(Dataset records begins)

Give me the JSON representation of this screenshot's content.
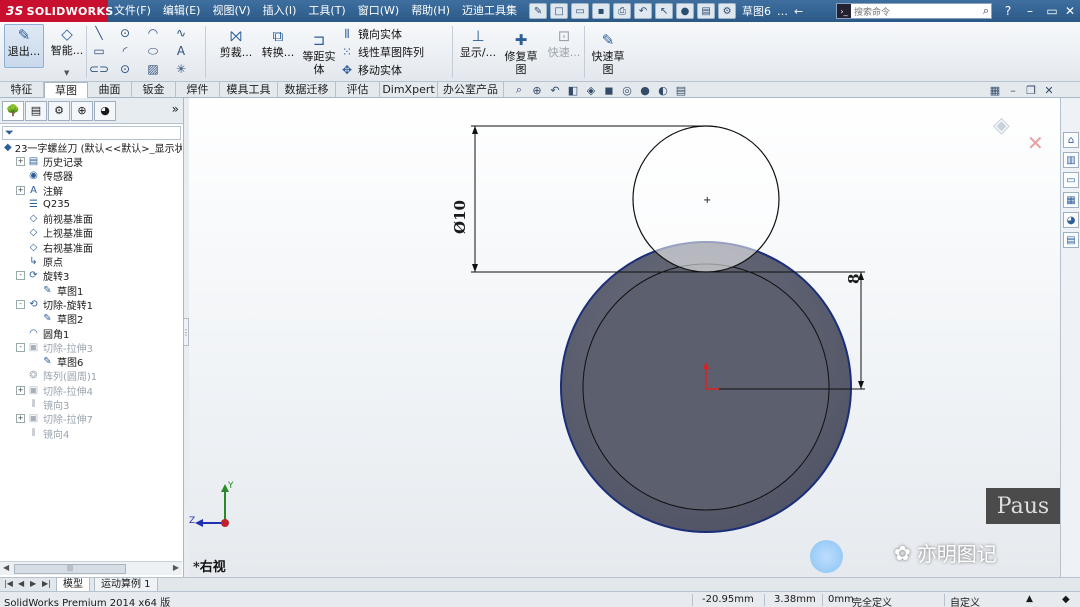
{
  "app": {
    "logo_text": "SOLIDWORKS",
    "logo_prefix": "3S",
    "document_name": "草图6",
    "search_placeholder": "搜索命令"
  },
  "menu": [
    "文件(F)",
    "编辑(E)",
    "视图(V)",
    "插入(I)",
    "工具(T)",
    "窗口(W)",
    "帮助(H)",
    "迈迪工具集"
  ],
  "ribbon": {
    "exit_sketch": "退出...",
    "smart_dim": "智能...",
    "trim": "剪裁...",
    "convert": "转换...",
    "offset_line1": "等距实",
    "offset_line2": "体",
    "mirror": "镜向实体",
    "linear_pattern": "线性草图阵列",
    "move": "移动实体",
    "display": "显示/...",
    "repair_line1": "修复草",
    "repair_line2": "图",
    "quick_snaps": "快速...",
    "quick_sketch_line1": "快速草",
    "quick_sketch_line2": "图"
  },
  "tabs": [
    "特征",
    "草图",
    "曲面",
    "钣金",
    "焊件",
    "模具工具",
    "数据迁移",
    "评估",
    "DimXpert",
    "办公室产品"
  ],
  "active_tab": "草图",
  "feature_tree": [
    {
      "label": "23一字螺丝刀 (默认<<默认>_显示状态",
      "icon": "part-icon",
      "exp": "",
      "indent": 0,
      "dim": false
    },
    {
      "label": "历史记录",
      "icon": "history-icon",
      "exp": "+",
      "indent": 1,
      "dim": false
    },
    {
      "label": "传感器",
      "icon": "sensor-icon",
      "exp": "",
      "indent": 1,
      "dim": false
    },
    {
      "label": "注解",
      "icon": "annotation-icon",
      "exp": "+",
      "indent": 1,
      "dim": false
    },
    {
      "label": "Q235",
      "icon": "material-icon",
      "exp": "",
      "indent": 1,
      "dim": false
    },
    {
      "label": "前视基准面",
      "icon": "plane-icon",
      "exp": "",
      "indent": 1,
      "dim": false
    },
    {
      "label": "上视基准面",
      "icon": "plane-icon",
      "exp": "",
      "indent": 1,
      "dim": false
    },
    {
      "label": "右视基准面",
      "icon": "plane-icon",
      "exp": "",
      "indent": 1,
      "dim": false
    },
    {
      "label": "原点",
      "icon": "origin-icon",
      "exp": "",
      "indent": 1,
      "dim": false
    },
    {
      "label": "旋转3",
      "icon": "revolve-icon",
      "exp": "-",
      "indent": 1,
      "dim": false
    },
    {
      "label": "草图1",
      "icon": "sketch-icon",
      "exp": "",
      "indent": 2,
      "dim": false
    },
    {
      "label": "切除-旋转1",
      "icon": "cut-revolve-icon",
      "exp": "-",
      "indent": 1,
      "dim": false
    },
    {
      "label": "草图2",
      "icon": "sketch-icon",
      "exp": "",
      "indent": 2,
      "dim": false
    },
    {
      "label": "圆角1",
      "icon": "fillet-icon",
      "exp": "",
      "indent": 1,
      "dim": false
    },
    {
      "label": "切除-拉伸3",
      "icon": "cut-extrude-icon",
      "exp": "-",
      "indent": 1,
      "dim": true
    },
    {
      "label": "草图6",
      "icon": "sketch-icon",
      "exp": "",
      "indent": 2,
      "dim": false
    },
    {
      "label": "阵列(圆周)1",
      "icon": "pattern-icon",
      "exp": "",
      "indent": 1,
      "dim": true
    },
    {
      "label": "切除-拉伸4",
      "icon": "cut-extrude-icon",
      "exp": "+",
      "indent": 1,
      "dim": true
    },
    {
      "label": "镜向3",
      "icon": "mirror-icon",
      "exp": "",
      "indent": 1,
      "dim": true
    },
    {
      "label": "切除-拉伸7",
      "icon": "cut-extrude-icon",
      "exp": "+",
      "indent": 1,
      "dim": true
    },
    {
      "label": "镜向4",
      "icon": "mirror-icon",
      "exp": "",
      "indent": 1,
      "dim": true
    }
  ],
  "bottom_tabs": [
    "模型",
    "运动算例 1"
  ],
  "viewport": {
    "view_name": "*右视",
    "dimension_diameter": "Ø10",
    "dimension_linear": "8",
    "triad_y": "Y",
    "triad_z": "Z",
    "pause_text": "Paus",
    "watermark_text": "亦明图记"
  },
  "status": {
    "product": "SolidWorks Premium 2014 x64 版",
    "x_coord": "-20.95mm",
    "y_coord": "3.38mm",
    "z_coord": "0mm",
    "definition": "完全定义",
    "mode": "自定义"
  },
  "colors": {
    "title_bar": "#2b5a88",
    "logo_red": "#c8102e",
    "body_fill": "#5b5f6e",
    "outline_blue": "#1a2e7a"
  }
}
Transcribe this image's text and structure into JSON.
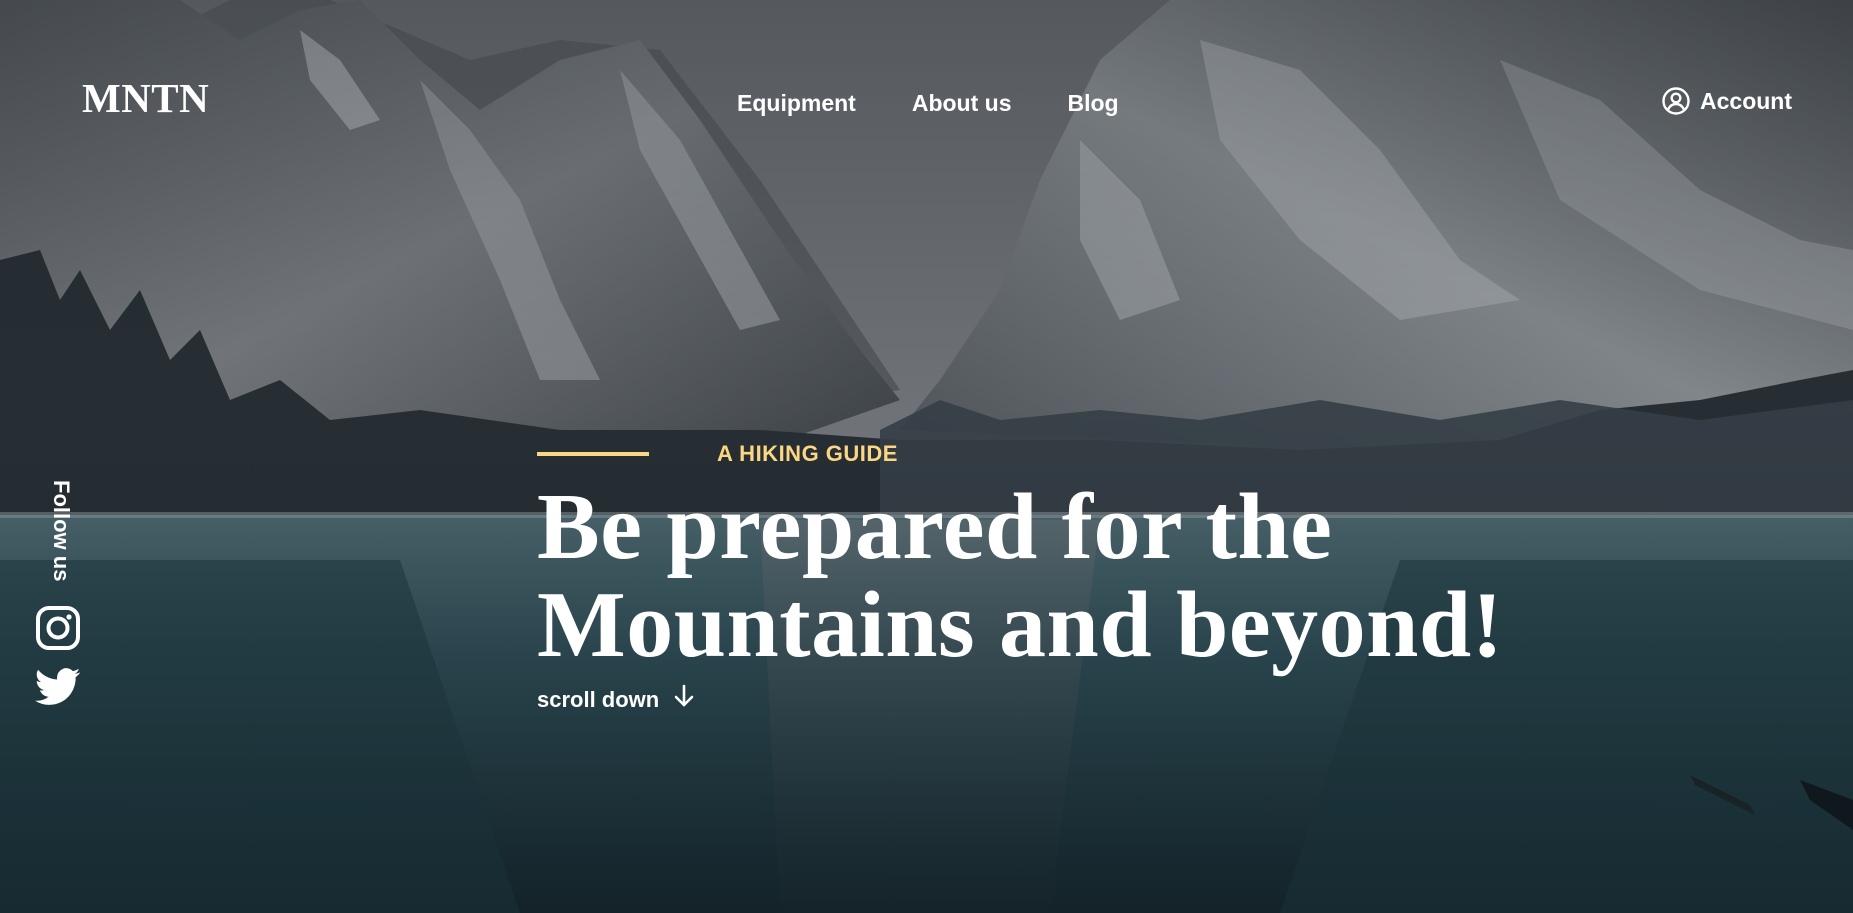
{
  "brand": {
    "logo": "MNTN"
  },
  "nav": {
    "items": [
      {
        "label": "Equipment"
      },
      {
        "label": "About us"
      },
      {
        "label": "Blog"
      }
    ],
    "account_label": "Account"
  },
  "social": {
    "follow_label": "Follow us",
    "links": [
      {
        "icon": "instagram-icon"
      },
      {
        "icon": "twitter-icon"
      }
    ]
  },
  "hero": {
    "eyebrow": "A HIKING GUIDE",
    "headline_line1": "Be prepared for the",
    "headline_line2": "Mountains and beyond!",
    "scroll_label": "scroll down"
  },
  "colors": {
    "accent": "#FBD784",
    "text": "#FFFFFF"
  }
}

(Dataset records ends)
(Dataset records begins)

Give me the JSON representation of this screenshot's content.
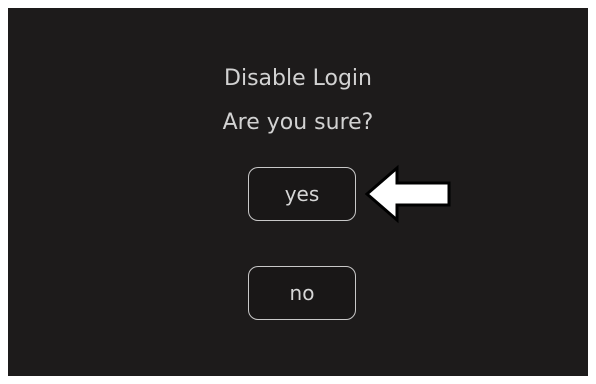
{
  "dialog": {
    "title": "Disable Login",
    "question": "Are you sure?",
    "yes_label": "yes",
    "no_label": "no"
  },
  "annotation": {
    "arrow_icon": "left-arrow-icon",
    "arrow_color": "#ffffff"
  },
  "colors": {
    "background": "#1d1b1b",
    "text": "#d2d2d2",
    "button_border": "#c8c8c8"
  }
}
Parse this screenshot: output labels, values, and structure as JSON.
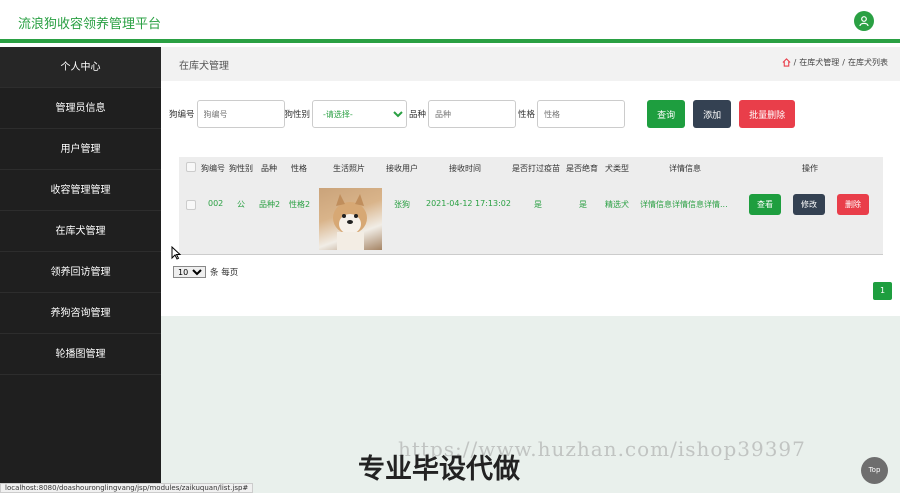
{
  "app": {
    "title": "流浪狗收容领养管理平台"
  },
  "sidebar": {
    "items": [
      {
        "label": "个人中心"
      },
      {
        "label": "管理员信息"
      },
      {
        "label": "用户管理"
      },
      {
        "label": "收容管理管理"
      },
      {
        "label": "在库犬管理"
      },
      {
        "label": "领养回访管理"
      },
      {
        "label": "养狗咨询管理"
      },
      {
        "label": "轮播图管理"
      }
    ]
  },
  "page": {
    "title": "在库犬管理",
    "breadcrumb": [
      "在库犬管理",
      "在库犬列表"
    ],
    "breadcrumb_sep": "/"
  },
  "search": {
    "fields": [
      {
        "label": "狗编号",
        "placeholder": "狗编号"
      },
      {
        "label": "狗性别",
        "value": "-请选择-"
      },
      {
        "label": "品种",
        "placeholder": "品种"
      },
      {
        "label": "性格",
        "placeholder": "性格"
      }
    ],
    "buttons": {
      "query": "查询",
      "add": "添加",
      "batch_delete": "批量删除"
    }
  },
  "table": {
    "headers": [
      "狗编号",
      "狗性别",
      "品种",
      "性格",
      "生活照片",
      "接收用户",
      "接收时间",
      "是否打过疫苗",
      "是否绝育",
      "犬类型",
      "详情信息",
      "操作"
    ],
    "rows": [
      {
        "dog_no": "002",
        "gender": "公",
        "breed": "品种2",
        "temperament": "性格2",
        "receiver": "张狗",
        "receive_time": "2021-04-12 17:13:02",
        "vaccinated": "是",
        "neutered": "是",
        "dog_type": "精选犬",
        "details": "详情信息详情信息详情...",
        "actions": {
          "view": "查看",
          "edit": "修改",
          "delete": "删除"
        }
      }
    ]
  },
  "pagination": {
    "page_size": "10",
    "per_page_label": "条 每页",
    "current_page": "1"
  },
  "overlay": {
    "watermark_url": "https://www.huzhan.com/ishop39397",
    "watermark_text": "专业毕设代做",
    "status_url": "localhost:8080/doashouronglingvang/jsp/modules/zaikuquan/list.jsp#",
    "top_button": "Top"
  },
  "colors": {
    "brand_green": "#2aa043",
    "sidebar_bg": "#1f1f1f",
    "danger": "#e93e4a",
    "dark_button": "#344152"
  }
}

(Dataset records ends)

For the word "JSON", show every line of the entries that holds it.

Give me the JSON representation of this screenshot's content.
Transcribe this image's text and structure into JSON.
Give me the JSON representation of this screenshot's content.
Parse this screenshot: output labels, values, and structure as JSON.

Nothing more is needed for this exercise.